Synaptojanin1 deficiency upregulates basal autophagosome formation in astrocytes

Ping Yue Pan, Justin Zhu, Asma Rizvi, Xinyu Zhu, Hikari Tanaka, Cheryl F. Dreyfus

Research output: Contribution to journalArticlepeer-review

Abstract

Macroautophagy dysregulation is implicated in multiple neurological disorders, such as Parkinson’s disease. While autophagy pathways are heavily researched in heterologous cells and neurons, regulation of autophagy in the astrocyte, the most abundant cell type in the mammalian brain, is less well understood. Missense mutations in the Synj1 gene encoding Synaptojanin1 (Synj1), a neuron-enriched lipid phosphatase, have been linked to Parkinsonism with seizures. Our previous study showed that the Synj1 haploinsufficient (Synj1+/−) mouse exhibits age-dependent autophagy impairment in multiple brain regions. Here, we used cultured astrocytes from Synj1-deficient mice to investigate its role in astrocyte autophagy. We report that Synj1 is expressed in low levels in astrocytes and represses basal autophagosome formation. We demonstrate using cellular imaging that Synj1-deficient astrocytes exhibit hyperactive autophagosome formation, represented by an increase in the size and number of GFP-microtubule-associated protein 1A/1B-light chain 3 structures. Interestingly, Synj1 deficiency is also associated with an impairment in stress-induced autophagy clearance. We show, for the first time, that the Parkinsonism-associated R839C mutation impacts autophagy in astrocytes. The impact of this mutation on the phosphatase function of Synj1 resulted in elevated basal autophagosome formation that mimics Synj1 deletion. We found that the membrane expression of the astrocyte-specific glucose transporter GluT-1 was reduced in Synj1-deficient astrocytes. Consistently, AMP-activated protein kinase activity was elevated, suggesting altered glucose sensing in Synj1-deficient astrocytes. Expressing exogenous GluT-1 in Synj1-deficient astrocytes reversed the autophagy impairment, supporting a role for Synj1 in regulating astrocyte autophagy via disrupting glucose-sensing pathways. Thus, our work suggests a novel mechanism for Synj1-related Parkinsonism involving astrocyte dysfunction.

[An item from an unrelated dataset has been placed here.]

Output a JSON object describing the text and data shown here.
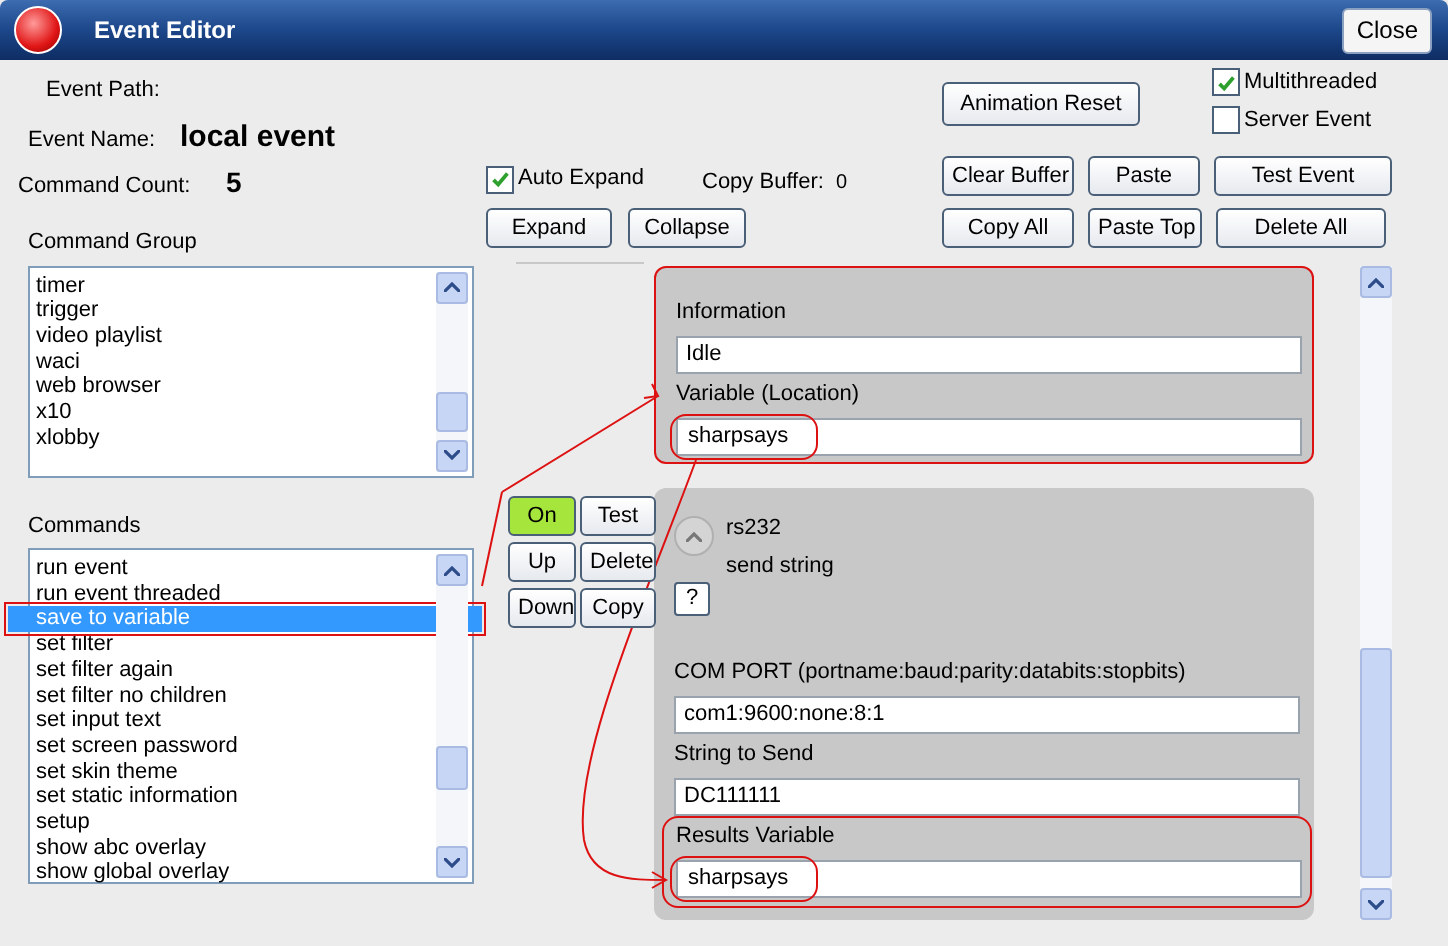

Original languageEnglish (US)
Article number100873
JournalJournal of Biological Chemistry
Volume297
Issue number1
DOIs
StatePublished - Jul 1 2021

All Science Journal Classification (ASJC) codes

  • Biochemistry
  • Molecular Biology
  • Cell Biology

Fingerprint

Dive into the research topics of 'Synaptojanin1 deficiency upregulates basal autophagosome formation in astrocytes'. Together they form a unique fingerprint.

Cite this